How do I turn my horse out for a schooling show??
There is no “cut and dried” answer for this - but I will say that if you treat a schooling show exactly the same as a rated show, you will learn a lot about what you need to work on at HOME before you enter a rated show.
Treat a schooling show like the real deal - and then when you and your horse are ready for the "real deal" it's no big deal.
Schooling shows are inexpensive and fun ways to practice showing, and most disciplines offer them, usually through a local riding club or farm. In the grand scheme of things, you can practice the following things at schooling shows that will help you at rated shows:
- Packing a trailer
- Loading and unloading your horse, as well as pulling and parking your rig
- Getting your horse super shiny and keeping him that way overnight
- Acclimating your horse to new surroundings

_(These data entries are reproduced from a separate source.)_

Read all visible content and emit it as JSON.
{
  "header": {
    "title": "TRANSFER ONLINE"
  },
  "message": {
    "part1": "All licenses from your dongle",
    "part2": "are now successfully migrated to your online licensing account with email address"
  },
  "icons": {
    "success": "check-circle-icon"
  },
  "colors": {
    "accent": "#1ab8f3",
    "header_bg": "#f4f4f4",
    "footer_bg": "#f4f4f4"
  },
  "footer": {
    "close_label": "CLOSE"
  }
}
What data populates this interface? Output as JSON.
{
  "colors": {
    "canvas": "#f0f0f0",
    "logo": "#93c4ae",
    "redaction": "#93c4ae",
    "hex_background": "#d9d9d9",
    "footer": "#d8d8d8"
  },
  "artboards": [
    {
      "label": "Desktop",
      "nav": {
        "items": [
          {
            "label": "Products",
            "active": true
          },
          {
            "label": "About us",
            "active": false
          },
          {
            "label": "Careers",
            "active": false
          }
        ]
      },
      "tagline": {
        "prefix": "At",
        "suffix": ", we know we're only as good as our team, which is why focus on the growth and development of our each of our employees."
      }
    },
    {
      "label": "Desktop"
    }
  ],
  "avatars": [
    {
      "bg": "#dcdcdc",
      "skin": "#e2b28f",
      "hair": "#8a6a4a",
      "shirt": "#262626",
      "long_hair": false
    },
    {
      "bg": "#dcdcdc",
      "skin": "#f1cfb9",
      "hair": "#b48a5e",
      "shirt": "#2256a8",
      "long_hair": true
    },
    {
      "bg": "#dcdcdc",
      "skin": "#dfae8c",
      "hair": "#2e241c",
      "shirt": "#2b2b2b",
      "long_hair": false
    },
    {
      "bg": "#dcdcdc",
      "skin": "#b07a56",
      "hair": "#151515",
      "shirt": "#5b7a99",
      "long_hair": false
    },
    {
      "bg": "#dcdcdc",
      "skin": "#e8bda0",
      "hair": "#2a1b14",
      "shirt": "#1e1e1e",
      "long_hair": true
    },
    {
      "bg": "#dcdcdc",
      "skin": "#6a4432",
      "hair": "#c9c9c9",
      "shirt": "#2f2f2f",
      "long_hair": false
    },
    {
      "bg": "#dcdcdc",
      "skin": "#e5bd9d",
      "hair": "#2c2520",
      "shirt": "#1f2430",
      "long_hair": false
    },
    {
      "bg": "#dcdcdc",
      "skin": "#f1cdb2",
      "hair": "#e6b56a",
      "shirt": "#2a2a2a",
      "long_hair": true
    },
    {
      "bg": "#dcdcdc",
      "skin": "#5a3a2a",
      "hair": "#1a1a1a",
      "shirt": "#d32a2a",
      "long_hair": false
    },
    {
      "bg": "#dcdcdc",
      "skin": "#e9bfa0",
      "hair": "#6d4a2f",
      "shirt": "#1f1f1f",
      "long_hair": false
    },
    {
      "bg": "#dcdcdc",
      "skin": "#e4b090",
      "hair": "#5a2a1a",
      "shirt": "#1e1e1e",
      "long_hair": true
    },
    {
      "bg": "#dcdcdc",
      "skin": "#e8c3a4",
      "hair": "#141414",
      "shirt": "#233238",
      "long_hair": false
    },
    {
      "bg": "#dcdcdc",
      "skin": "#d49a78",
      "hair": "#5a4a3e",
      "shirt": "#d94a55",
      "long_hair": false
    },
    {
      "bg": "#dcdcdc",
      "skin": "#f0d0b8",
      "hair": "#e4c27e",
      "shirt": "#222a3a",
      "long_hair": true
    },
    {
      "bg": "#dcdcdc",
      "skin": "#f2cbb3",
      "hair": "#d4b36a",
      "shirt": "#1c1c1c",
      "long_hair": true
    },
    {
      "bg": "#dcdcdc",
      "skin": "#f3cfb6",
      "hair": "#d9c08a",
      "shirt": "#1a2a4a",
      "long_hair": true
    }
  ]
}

- Getting your tack and buckles and stirrups super shiny
- Getting to know your warm up (and cool down) routine in a strange place
- Your sense of timing - when to start getting ready at the show
And in reality, only YOU know the difference between a schooling horse show and a rated horse show. Your horse only knows this is a trip to a new farm with new sights, smells and sounds.
Practice braiding to prepare for a schooling show!
Most schooling shows have the advantage that braiding and jackets and formal attire are not required. This is great in the heat of summer - but you are missing out on a chance to practice your grooming skills before you get to the big shows. You also have the chance to practice riding in full riding gear. Riding in a rat catcher and jacket is light years different from a polo shirt.
You will also learn a lot about your horse at schooling shows. How does he acclimate? How much time do you need to settle him in? Is he good for braiding, or does he get super distracted? He may be quiet as a church mouse at home for grooming and tacking up, but a nutso swirling dervish in a new place. Go through the whole show prep routine at a schooling show where there is not so much pressure on you. By the time you get home, you will have some “homework” items to practice before you wow them in the rated shows.
Even if you are not staying the night, walk your horse around the property and stalls so he gets the chance to see everything!
Schooling shows are also typically smaller and more quiet than rated shows. This is great for the green horse, green rider, or both. And remember, if you go all out at the schooling shows, the judge will notice!! Have fun and use schooling shows as a way to get experience and see how your horse will behave.
Do you like to go to schooling shows?